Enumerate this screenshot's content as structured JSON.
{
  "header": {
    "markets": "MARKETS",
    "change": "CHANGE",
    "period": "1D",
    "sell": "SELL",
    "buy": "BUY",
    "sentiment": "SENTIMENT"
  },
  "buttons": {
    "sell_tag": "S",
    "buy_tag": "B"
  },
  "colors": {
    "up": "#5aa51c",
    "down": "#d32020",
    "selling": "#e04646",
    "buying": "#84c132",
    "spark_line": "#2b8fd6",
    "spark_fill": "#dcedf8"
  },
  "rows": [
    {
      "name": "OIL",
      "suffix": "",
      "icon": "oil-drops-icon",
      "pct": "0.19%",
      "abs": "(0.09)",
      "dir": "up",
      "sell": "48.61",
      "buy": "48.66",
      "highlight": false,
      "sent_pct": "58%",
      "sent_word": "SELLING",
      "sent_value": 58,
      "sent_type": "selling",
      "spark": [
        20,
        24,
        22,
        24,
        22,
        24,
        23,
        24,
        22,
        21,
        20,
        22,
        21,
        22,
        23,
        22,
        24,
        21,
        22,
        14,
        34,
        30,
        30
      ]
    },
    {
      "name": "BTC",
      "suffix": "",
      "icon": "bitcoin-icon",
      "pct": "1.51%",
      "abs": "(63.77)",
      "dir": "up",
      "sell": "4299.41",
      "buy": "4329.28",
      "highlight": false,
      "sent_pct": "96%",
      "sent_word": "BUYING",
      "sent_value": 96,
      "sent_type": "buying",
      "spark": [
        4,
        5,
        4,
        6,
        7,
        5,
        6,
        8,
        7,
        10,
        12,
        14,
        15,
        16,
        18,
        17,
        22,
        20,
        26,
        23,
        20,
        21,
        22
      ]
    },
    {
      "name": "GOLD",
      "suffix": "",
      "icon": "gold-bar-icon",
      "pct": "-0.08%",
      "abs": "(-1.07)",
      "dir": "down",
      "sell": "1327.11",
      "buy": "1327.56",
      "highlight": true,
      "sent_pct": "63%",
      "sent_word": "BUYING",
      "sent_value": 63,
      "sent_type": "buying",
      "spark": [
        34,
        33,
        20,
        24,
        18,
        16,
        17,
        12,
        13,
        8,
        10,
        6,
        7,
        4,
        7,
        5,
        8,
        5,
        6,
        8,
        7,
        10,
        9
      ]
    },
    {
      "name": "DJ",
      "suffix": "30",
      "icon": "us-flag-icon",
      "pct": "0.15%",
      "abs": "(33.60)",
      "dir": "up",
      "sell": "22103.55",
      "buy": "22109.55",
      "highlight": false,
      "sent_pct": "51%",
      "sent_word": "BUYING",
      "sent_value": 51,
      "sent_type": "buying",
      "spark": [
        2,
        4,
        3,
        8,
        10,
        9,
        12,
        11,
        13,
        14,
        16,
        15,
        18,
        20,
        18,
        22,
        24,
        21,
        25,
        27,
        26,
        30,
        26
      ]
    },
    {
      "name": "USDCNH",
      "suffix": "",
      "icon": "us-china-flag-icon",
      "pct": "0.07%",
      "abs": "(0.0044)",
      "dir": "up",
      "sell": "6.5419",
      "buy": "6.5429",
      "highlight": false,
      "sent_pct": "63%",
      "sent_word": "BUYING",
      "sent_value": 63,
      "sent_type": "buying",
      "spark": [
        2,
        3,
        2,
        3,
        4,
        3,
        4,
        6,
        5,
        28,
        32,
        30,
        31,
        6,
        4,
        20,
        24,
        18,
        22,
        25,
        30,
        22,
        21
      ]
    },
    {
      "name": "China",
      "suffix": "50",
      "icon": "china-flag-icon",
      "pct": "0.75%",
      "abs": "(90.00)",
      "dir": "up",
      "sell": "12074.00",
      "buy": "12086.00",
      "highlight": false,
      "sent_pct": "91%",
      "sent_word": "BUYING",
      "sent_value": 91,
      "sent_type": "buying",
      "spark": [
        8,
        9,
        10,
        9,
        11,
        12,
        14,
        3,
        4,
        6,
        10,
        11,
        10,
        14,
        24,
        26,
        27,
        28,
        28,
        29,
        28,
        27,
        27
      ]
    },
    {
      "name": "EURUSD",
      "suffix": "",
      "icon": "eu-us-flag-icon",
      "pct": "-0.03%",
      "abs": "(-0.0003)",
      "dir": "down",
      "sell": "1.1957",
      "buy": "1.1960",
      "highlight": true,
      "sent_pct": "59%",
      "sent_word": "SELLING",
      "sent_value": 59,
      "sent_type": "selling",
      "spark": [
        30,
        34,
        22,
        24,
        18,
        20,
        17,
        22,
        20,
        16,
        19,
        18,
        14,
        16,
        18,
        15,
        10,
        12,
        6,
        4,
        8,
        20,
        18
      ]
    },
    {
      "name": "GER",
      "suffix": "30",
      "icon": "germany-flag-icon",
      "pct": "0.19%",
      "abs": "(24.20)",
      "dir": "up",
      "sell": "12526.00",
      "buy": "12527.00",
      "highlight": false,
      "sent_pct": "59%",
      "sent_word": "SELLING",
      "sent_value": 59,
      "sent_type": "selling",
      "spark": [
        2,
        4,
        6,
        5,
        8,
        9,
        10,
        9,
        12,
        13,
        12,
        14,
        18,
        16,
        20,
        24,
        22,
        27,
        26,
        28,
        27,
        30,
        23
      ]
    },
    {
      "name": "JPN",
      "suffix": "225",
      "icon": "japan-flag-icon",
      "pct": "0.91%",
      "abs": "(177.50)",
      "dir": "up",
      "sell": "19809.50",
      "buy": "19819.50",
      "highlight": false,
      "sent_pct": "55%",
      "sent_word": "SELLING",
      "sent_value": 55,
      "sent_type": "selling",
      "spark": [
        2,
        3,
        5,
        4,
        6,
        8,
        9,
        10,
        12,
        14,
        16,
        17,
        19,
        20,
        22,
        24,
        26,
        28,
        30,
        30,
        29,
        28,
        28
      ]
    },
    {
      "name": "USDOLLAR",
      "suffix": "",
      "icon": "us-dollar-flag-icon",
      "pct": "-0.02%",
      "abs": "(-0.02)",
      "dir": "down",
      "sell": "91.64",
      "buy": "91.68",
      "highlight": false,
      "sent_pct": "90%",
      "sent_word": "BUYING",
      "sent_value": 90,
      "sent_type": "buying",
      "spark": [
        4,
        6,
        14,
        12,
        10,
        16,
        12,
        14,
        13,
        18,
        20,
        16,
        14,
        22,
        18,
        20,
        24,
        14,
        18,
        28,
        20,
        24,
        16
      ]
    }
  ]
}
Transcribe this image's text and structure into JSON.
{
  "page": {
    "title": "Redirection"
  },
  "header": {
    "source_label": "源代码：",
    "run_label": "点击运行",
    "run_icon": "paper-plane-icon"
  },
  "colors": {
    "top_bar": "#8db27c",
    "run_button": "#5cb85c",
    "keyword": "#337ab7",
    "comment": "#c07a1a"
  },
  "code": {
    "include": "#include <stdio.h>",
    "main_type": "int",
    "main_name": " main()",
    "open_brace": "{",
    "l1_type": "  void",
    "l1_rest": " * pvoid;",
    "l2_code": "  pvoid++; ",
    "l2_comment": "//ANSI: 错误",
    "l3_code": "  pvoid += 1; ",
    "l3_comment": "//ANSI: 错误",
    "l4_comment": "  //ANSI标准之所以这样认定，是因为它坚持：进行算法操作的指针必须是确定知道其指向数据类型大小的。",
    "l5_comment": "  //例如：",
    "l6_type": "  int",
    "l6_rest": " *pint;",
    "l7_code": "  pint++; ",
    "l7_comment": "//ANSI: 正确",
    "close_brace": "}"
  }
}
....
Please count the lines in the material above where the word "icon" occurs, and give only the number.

11